See how property taxes, the sale of bonds, grants, user fees and other forms of revenue support the Forest Preserve District’s mission of conservation, education and recreation. The District at all times strives to provide the best product possible to DuPage County citizens at the lowest possible cost.

Taxes and Other Funding

Taxes

More than half the money to run the forest preserves comes from property taxes. Those property taxes make up only about 2% of the average homeowner’s bill, with the bulk coming from schools and other taxing entities. For the owner of a $300,000 home, that would amount to approximately $140. Because of its fiscally prudent approach, the district has lowered its property tax rate 12 of the last 18 years.

Tax Levy Rates 

Fees

The district also charges residents certain fees and permits for use of facilities and services. Those charges make up about 7 percent of the district’s overall revenues. For a fuller explanation and details of charges, visit Permits and Fees.

To report on its financial position and the results of its operations, the Forest Preserve District uses fund accounting, which demonstrates legal compliance and aids financial management by segregating transactions related to certain functions and activities. Funds are either governmental or proprietary. Governmental funds account for most of the District’s general activities, such as land acquisition, capital development, servicing of general bonded debt and general operations. Proprietary funds account for business-type activities and receive a significant portion of their funding from user fees.

Revenue Expenses 

Bonds and Referendums

The most recent voter-approved referendum passed in 2006, authorizing the sale of $68 million in bonds to acquire land, restore native habitats, and maintain and develop trails and other recreational facilities. Because federal tax regulations require that 85 percent of the funds from the sale of bonds be used within three years from the time of sale, the Board of Commissioners completed two bond sales. A sale in the amount of $34,770,000 was completed in January 2007, and a sale in the amount of $33,130,000 was completed in November 2008. This plan will allow the District to meet obligations while achieving a manageable balance among high-priority land acquisitions, habitat-improvement projects and the development of trails and recreational amenities. So far, funds from the 2006 referendum have contributed to the purchases of 360 acres at 14 locations.

In September 2009, Standard & Poor’s gave the District a AAA bond rating on a new debt refunding issuance and reaffirmed the District’s AAA rating on existing bonded debt. This was the third time the District was rated under Standard & Poor’s Financial Management Assessment, which is effectively a report card on the District’s financial-management personnel and practices. Under this assessment, the District has maintained its “strong” rating — the highest rating possible — which is defined by Standard & Poor’s as indicative of “practices that are strong, well embedded, and likely sustainable.” These high ratings were transferred into low interest rates as underwriters negotiated with investors on the bonds.

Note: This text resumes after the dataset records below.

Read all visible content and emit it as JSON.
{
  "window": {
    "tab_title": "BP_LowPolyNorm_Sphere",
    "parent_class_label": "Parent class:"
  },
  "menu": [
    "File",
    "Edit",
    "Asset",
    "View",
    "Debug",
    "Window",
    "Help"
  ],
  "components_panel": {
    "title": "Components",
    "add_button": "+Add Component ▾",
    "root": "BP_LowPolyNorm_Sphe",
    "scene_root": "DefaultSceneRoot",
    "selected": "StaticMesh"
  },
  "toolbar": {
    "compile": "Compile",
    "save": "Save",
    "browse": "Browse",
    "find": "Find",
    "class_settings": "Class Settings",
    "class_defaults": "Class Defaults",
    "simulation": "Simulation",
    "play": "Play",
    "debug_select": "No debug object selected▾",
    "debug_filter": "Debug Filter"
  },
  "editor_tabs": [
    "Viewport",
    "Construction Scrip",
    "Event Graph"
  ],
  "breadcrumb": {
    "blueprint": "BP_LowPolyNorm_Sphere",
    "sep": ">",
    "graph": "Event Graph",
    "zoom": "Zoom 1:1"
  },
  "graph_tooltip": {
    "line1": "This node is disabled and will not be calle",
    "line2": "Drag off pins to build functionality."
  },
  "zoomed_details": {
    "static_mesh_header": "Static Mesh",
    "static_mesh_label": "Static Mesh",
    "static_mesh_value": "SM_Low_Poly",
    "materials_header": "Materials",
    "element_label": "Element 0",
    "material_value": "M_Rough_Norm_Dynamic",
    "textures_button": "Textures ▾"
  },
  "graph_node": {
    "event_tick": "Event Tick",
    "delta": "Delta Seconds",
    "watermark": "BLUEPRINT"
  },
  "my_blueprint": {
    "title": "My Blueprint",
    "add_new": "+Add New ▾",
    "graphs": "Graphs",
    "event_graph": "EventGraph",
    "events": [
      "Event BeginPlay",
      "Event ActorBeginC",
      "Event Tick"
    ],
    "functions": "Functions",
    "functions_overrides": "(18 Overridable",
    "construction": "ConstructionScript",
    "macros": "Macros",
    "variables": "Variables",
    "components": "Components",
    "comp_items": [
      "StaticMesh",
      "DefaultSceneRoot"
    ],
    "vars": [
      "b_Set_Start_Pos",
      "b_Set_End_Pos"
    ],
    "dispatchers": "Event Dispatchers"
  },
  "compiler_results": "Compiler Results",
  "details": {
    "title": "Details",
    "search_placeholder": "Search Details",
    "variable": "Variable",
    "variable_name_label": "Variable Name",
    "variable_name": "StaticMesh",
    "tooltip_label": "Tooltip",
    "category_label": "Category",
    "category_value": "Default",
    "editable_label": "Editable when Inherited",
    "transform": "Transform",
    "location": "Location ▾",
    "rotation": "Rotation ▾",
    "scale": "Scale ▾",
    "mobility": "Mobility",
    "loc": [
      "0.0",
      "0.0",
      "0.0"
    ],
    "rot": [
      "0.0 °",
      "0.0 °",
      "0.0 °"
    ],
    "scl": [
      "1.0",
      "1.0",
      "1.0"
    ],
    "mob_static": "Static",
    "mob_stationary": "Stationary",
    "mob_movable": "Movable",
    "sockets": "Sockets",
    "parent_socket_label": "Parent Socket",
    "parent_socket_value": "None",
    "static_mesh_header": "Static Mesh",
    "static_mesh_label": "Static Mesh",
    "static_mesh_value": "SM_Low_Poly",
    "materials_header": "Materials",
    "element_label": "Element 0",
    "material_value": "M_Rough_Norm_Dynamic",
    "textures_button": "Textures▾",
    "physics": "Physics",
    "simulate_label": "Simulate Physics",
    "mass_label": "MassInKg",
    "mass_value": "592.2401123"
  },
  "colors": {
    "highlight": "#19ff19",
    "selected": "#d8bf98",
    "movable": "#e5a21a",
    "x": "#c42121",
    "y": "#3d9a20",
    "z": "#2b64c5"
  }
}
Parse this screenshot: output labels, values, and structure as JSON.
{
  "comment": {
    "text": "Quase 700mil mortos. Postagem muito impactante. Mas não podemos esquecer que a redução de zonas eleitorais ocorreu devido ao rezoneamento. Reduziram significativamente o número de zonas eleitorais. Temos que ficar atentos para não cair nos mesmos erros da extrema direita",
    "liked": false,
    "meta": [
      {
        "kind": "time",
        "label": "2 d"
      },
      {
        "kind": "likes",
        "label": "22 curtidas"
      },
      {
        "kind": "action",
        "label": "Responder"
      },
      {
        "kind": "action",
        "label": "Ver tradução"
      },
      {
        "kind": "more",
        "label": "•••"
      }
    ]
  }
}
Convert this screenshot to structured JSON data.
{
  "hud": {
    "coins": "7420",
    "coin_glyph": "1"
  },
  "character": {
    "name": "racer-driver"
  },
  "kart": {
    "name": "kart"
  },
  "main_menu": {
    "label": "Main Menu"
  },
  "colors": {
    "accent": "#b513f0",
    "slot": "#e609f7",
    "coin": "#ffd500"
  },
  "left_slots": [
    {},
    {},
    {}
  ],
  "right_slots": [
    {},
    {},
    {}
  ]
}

Annual Budget

The budget is the foundation of the Forest Preserve District’s annual financial planning and is a tool that staff uses to manage daily operations. Each budget year begins on July 1 and concludes on June 30 the following year. All District offices submit budget requests, which serve as a starting point for the development of the comprehensive document. Taking public comment into consideration, the Board of Commissioners reviews and revises the appropriation before its adoption. Though not a formal part of the appropriation ordinance, the board uses a 5-year projection of revenues and capital expenditures in its financial planning.

For additional information and annual budget reports, visit Office of Finance.

Comprehensive Annual Financial Report

The Forest Preserve District is required to publish a complete set of financial statements presented in conformance with generally accepted accounting principles and audited in accordance with generally accepted auditing standards by a firm of licensed certified public accountants.

For additional information and financial report documents, visit Office of Finance

Get Adobe Reader
©2016 Forest Preserve District of DuPage County
EMPLOYMENT   |   BIDS AND PROPOSALS   |   LINKS   |   RULES AND REGULATIONS
CONTACT US   |   PRIVACY POLICY   |   TERMS OF USE   |   SITE MAP